Three other proposed changes in the NPRM would allow NVOCCs to cross-reference certain aspects of other carriers’ terms in their tariffs; clarify the ability of NVOCCs to reflect increases in certain charges passed on by other entities without notice; and make other miscellaneous updates and clarifications to current FMC code.
FMCSA Expands Emergency HOS Waiver to Cover Propane
On May 13, the Federal Motor Carrier Safety Administration (FMCSA) added propane, which is used for grain drying, to its list of qualifying items in support of emergency relief efforts. First issued in March 2020 for the COVID-19 pandemic, FMCSA’s emergency declaration offers regulatory relief for truckers who provide direct assistance.
This includes some relief from standard hours-of-service (HOS) regulations. Though modified several times, the emergency declaration, has remained in effect for more than 2 years. The most recent extension is set to expire on May 31 and covers feed, ethanol, and fuel.
Snapshots by Sector
For the week ending May 05, unshipped balances of wheat, corn, and soybeans for marketing year 2021/22 totaled 29.6 million metric tons (mmt), down 1 percent from the same time last year and down 6 percent from the previous week.

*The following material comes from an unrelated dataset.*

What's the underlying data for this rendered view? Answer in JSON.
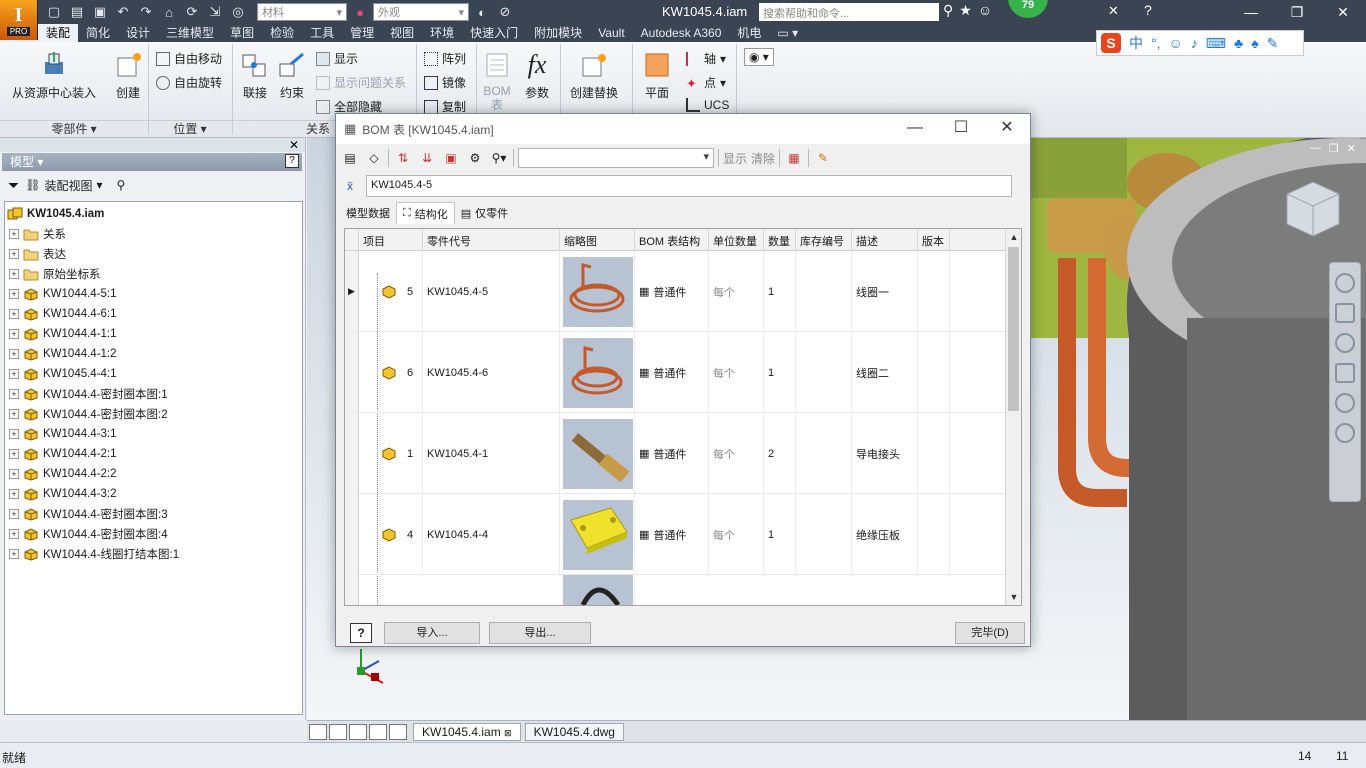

Net corn export sales were 0.193 mmt, down 75 percent from the previous week. Net soybean export sales were 0.144 mmt, down 80 percent from the previous week. Net weekly wheat export sales were 0.014 mmt, down 88 percent from the previous week.
U.S. Class I railroads originated 22,402 grain carloads during the week ending May 7. This was a 5-percent increase from the previous week, 11 percent fewer than last year, and 3 percent lower than the 3-year average.

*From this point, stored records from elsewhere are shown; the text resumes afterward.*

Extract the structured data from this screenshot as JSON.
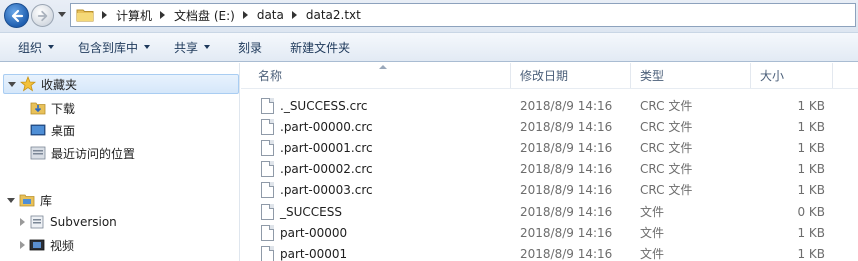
{
  "nav": {
    "breadcrumbs": [
      "计算机",
      "文档盘 (E:)",
      "data",
      "data2.txt"
    ]
  },
  "toolbar": {
    "organize": "组织",
    "include_in_library": "包含到库中",
    "share": "共享",
    "burn": "刻录",
    "new_folder": "新建文件夹"
  },
  "sidebar": {
    "favorites": "收藏夹",
    "downloads": "下载",
    "desktop": "桌面",
    "recent": "最近访问的位置",
    "libraries": "库",
    "subversion": "Subversion",
    "videos": "视频"
  },
  "columns": {
    "name": "名称",
    "date": "修改日期",
    "type": "类型",
    "size": "大小"
  },
  "files": [
    {
      "name": "._SUCCESS.crc",
      "date": "2018/8/9 14:16",
      "type": "CRC 文件",
      "size": "1 KB"
    },
    {
      "name": ".part-00000.crc",
      "date": "2018/8/9 14:16",
      "type": "CRC 文件",
      "size": "1 KB"
    },
    {
      "name": ".part-00001.crc",
      "date": "2018/8/9 14:16",
      "type": "CRC 文件",
      "size": "1 KB"
    },
    {
      "name": ".part-00002.crc",
      "date": "2018/8/9 14:16",
      "type": "CRC 文件",
      "size": "1 KB"
    },
    {
      "name": ".part-00003.crc",
      "date": "2018/8/9 14:16",
      "type": "CRC 文件",
      "size": "1 KB"
    },
    {
      "name": "_SUCCESS",
      "date": "2018/8/9 14:16",
      "type": "文件",
      "size": "0 KB"
    },
    {
      "name": "part-00000",
      "date": "2018/8/9 14:16",
      "type": "文件",
      "size": "1 KB"
    },
    {
      "name": "part-00001",
      "date": "2018/8/9 14:16",
      "type": "文件",
      "size": "1 KB"
    }
  ],
  "colors": {
    "accent": "#1f5fb0",
    "toolbar_text": "#1e395b",
    "selection": "#d5e7fa"
  }
}
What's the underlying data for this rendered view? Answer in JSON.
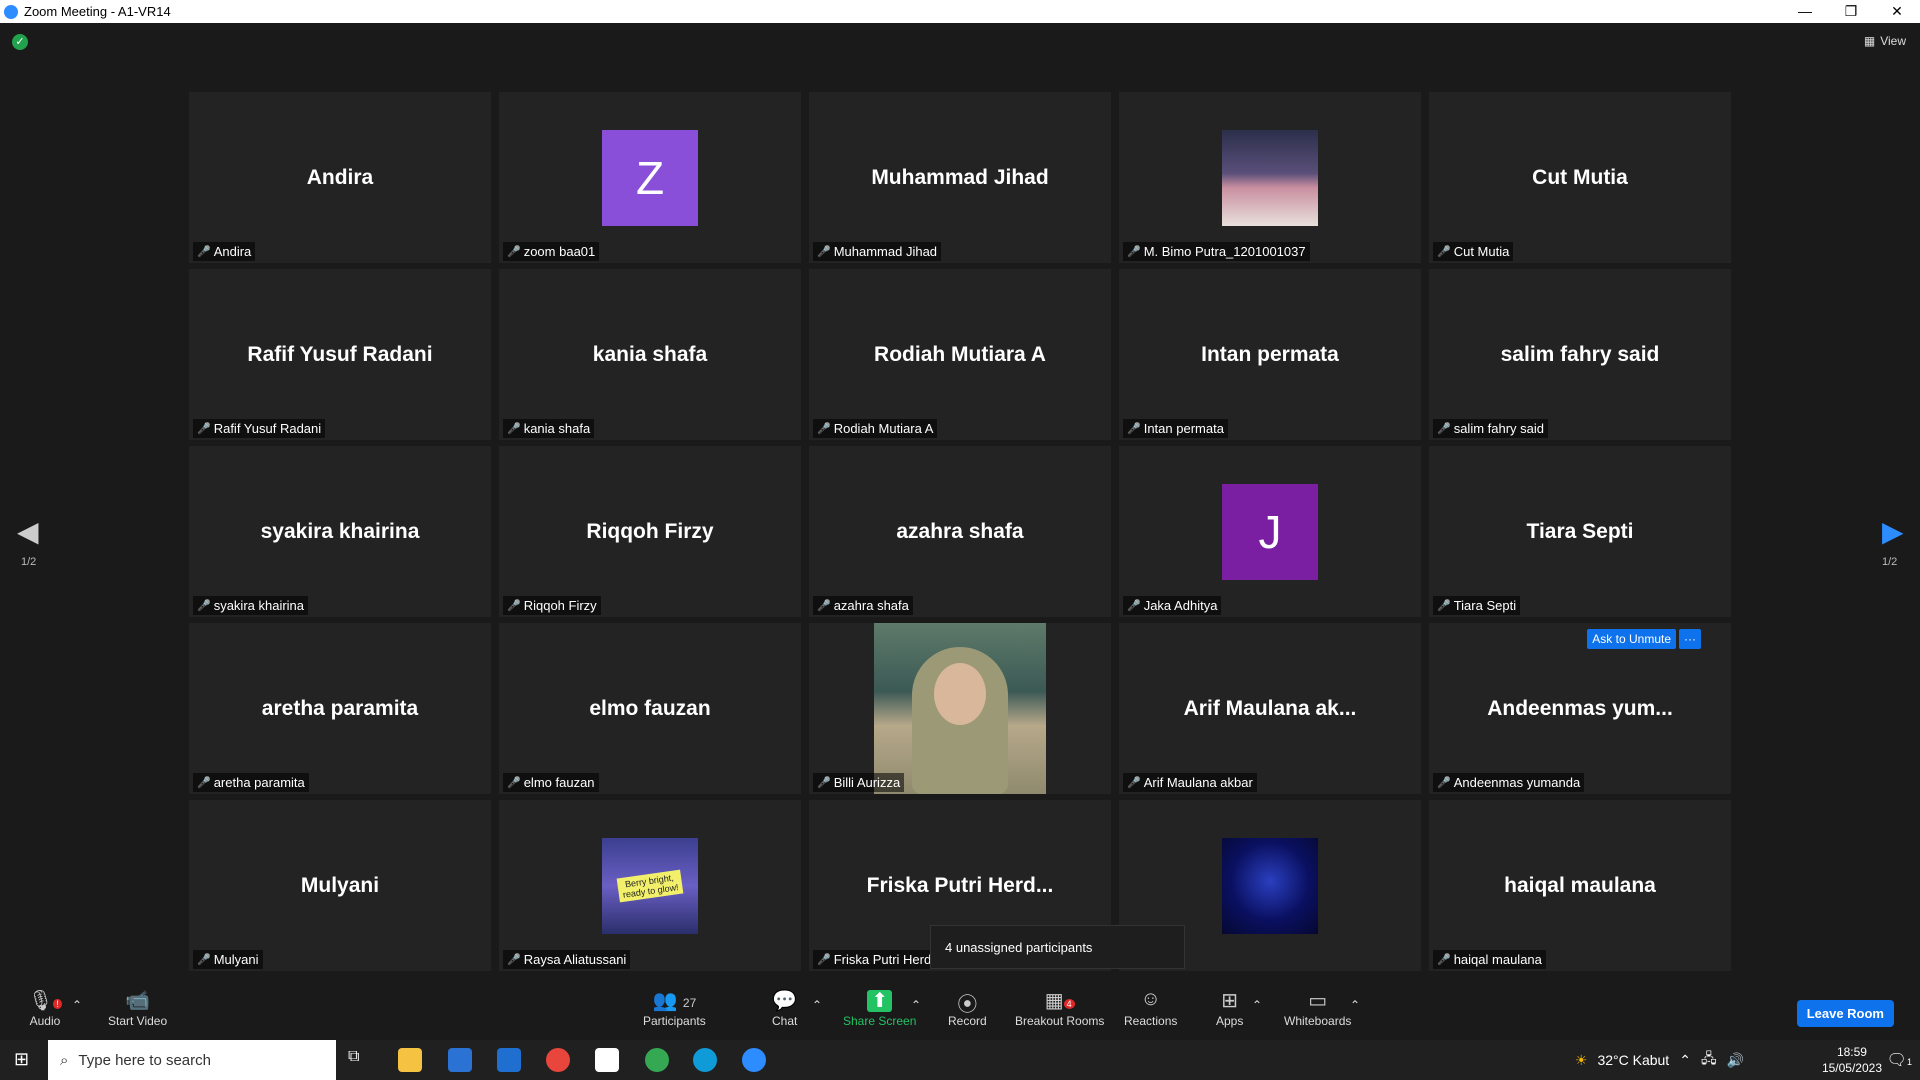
{
  "window": {
    "title": "Zoom Meeting - A1-VR14",
    "min": "—",
    "restore": "❐",
    "close": "✕"
  },
  "view_label": "View",
  "pages": {
    "left": "1/2",
    "right": "1/2"
  },
  "tiles": [
    {
      "big": "Andira",
      "label": "Andira"
    },
    {
      "avatar": "Z",
      "avatar_color": "#8a4fd8",
      "label": "zoom baa01"
    },
    {
      "big": "Muhammad Jihad",
      "label": "Muhammad Jihad"
    },
    {
      "photo": "photo-city",
      "label": "M. Bimo Putra_1201001037"
    },
    {
      "big": "Cut Mutia",
      "label": "Cut Mutia"
    },
    {
      "big": "Rafif Yusuf Radani",
      "label": "Rafif Yusuf Radani"
    },
    {
      "big": "kania shafa",
      "label": "kania shafa"
    },
    {
      "big": "Rodiah Mutiara A",
      "label": "Rodiah Mutiara A"
    },
    {
      "big": "Intan permata",
      "label": "Intan permata"
    },
    {
      "big": "salim fahry said",
      "label": "salim fahry said"
    },
    {
      "big": "syakira khairina",
      "label": "syakira khairina"
    },
    {
      "big": "Riqqoh Firzy",
      "label": "Riqqoh Firzy"
    },
    {
      "big": "azahra shafa",
      "label": "azahra shafa"
    },
    {
      "avatar": "J",
      "avatar_color": "#7b1fa2",
      "label": "Jaka Adhitya"
    },
    {
      "big": "Tiara Septi",
      "label": "Tiara Septi"
    },
    {
      "big": "aretha paramita",
      "label": "aretha paramita"
    },
    {
      "big": "elmo fauzan",
      "label": "elmo fauzan"
    },
    {
      "video": "person",
      "label": "Billi Aurizza"
    },
    {
      "big": "Arif Maulana ak...",
      "label": "Arif Maulana akbar"
    },
    {
      "big": "Andeenmas yum...",
      "label": "Andeenmas yumanda",
      "ask": "Ask to Unmute",
      "more": "···"
    },
    {
      "big": "Mulyani",
      "label": "Mulyani"
    },
    {
      "photo": "photo-glow",
      "photo_text": "Berry bright, ready to glow!",
      "label": "Raysa Aliatussani"
    },
    {
      "big": "Friska Putri Herd...",
      "label": "Friska Putri Herdi"
    },
    {
      "photo": "photo-dark",
      "label": ""
    },
    {
      "big": "haiqal maulana",
      "label": "haiqal maulana"
    }
  ],
  "tooltip": "4 unassigned participants",
  "toolbar": {
    "audio": "Audio",
    "audio_badge": "!",
    "start_video": "Start Video",
    "participants": "Participants",
    "participants_count": "27",
    "chat": "Chat",
    "share_screen": "Share Screen",
    "record": "Record",
    "breakout": "Breakout Rooms",
    "breakout_badge": "4",
    "reactions": "Reactions",
    "apps": "Apps",
    "whiteboards": "Whiteboards",
    "leave": "Leave Room",
    "accent": "#0e72ed"
  },
  "taskbar": {
    "search_placeholder": "Type here to search",
    "weather": "32°C  Kabut",
    "time": "18:59",
    "date": "15/05/2023",
    "notif_count": "1"
  }
}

Average May shuttle secondary railcar bids/offers (per car) were $2,425 above tariff for the week ending May 12. This was $582 less than last week and $2,546 more than this week last year.

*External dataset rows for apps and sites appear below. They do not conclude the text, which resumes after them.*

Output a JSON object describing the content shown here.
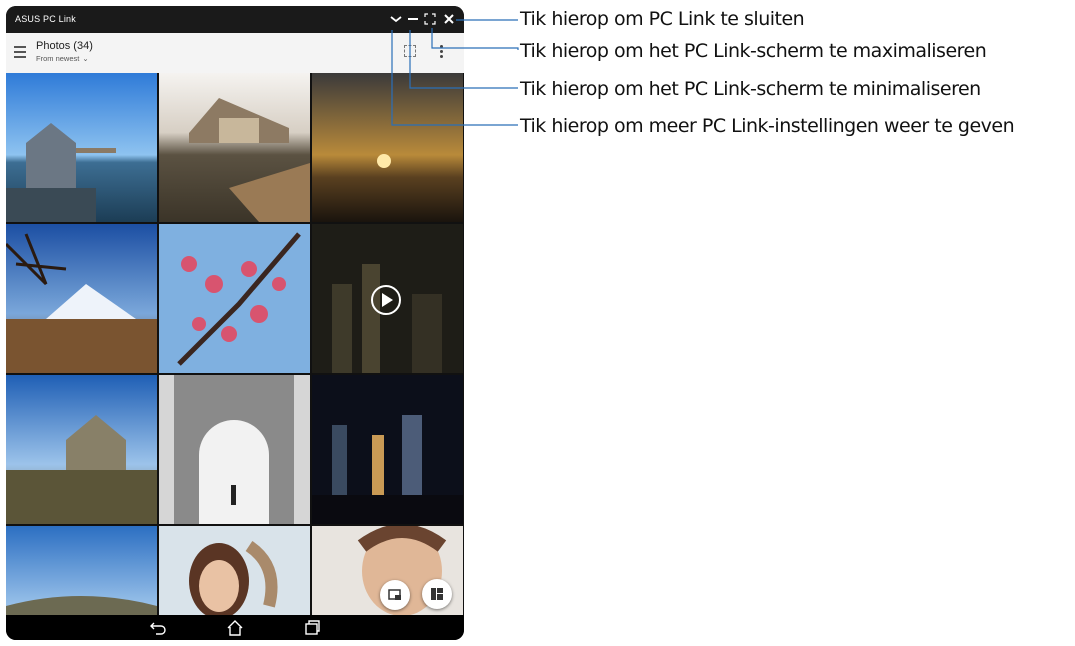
{
  "window": {
    "title": "ASUS PC Link"
  },
  "appbar": {
    "title": "Photos (34)",
    "sort_label": "From newest"
  },
  "callouts": [
    "Tik hierop om PC Link te sluiten",
    "Tik hierop om het PC Link-scherm te maximaliseren",
    "Tik hierop om het PC Link-scherm te minimaliseren",
    "Tik hierop om meer PC Link-instellingen weer te geven"
  ],
  "photos": [
    "pier-house",
    "castle-harbor",
    "sunset",
    "mount-fuji",
    "cherry-blossom",
    "city-night-video",
    "stone-church",
    "archway",
    "night-skyline",
    "coast-hill",
    "woman-portrait",
    "man-portrait"
  ],
  "icons": [
    "menu-icon",
    "chevron-down-icon",
    "select-icon",
    "more-options-icon",
    "settings-chevron-icon",
    "minimize-icon",
    "maximize-icon",
    "close-icon",
    "play-icon",
    "back-icon",
    "home-icon",
    "recents-icon",
    "slideshow-icon",
    "layout-icon"
  ],
  "colors": {
    "titlebar": "#1a1a1a",
    "appbar": "#f4f4f4",
    "callout_line": "#2a6fb8"
  }
}
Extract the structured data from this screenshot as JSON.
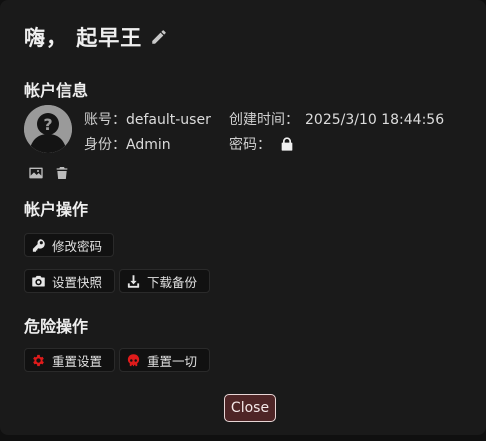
{
  "dialog": {
    "title": "嗨，  起早王",
    "edit_icon": "pencil-icon"
  },
  "account_info": {
    "heading": "帐户信息",
    "account_label": "账号：",
    "account_value": "default-user",
    "created_label": "创建时间：",
    "created_value": "2025/3/10 18:44:56",
    "role_label": "身份：",
    "role_value": "Admin",
    "password_label": "密码：",
    "password_icon": "lock-icon",
    "avatar_actions": [
      "image-icon",
      "trash-icon"
    ]
  },
  "account_ops": {
    "heading": "帐户操作",
    "change_password": "修改密码",
    "set_snapshot": "设置快照",
    "download_backup": "下载备份"
  },
  "danger_ops": {
    "heading": "危险操作",
    "reset_settings": "重置设置",
    "reset_all": "重置一切",
    "danger_color": "#e01b1b"
  },
  "footer": {
    "close": "Close"
  }
}
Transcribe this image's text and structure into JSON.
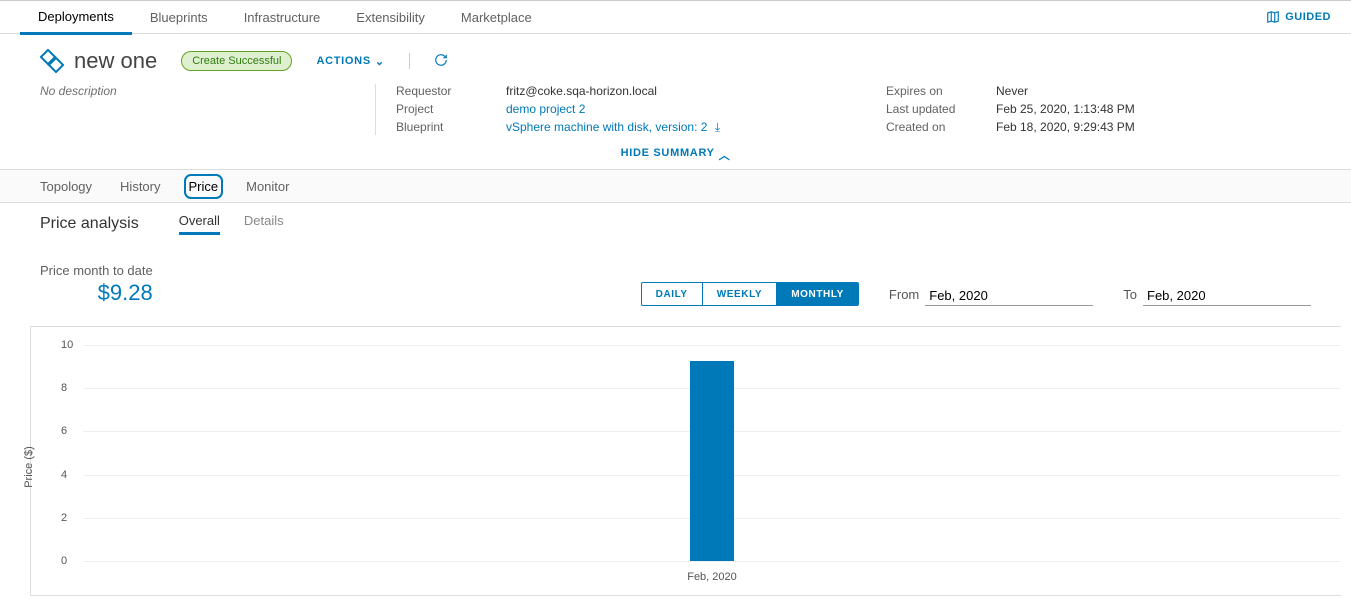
{
  "top_tabs": {
    "deployments": "Deployments",
    "blueprints": "Blueprints",
    "infrastructure": "Infrastructure",
    "extensibility": "Extensibility",
    "marketplace": "Marketplace"
  },
  "guided": "GUIDED",
  "title": "new one",
  "status_badge": "Create Successful",
  "actions_label": "ACTIONS",
  "no_description": "No description",
  "meta": {
    "requestor_lbl": "Requestor",
    "requestor": "fritz@coke.sqa-horizon.local",
    "project_lbl": "Project",
    "project": "demo project 2",
    "blueprint_lbl": "Blueprint",
    "blueprint": "vSphere machine with disk, version: 2",
    "expires_lbl": "Expires on",
    "expires": "Never",
    "updated_lbl": "Last updated",
    "updated": "Feb 25, 2020, 1:13:48 PM",
    "created_lbl": "Created on",
    "created": "Feb 18, 2020, 9:29:43 PM"
  },
  "hide_summary": "HIDE SUMMARY",
  "content_tabs": {
    "topology": "Topology",
    "history": "History",
    "price": "Price",
    "monitor": "Monitor"
  },
  "price_analysis": "Price analysis",
  "sub_tabs": {
    "overall": "Overall",
    "details": "Details"
  },
  "mtd_label": "Price month to date",
  "mtd_value": "$9.28",
  "granularity": {
    "daily": "DAILY",
    "weekly": "WEEKLY",
    "monthly": "MONTHLY"
  },
  "from_lbl": "From",
  "from_val": "Feb, 2020",
  "to_lbl": "To",
  "to_val": "Feb, 2020",
  "chart_data": {
    "type": "bar",
    "categories": [
      "Feb, 2020"
    ],
    "values": [
      9.28
    ],
    "title": "",
    "xlabel": "",
    "ylabel": "Price ($)",
    "ylim": [
      0,
      10
    ]
  }
}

For the week ending May 14, barged grain movements totaled 835,730 tons. This was 7 percent lower than the previous week and 4 percent lower than the same period last year.
For the week ending May 14, 513 grain barges moved down river—36 fewer barges than the previous week. There were 683 grain barges unloaded in the New Orleans region, 15 percent more than last week.
For the week ending May 12, 32 oceangoing grain vessels were loaded in the Gulf—6 percent fewer than the same period last year. Within the next 10 days (starting May 13), 50 vessels were expected to be loaded—9 percent fewer than the same period last year.
As of May 12, the rate for shipping a metric ton (mt) of grain from the U.S. Gulf to Japan was $82.00. This was 3 percent more than the previous week. The rate from the Pacific Northwest to Japan was $46.50 per mt, 4 percent more than the previous week.
For the week ending May 16, the U.S. average diesel fuel price decreased 1.0 cents from the previous week to $5.613 per gallon, 236.4 cents above the same week last year.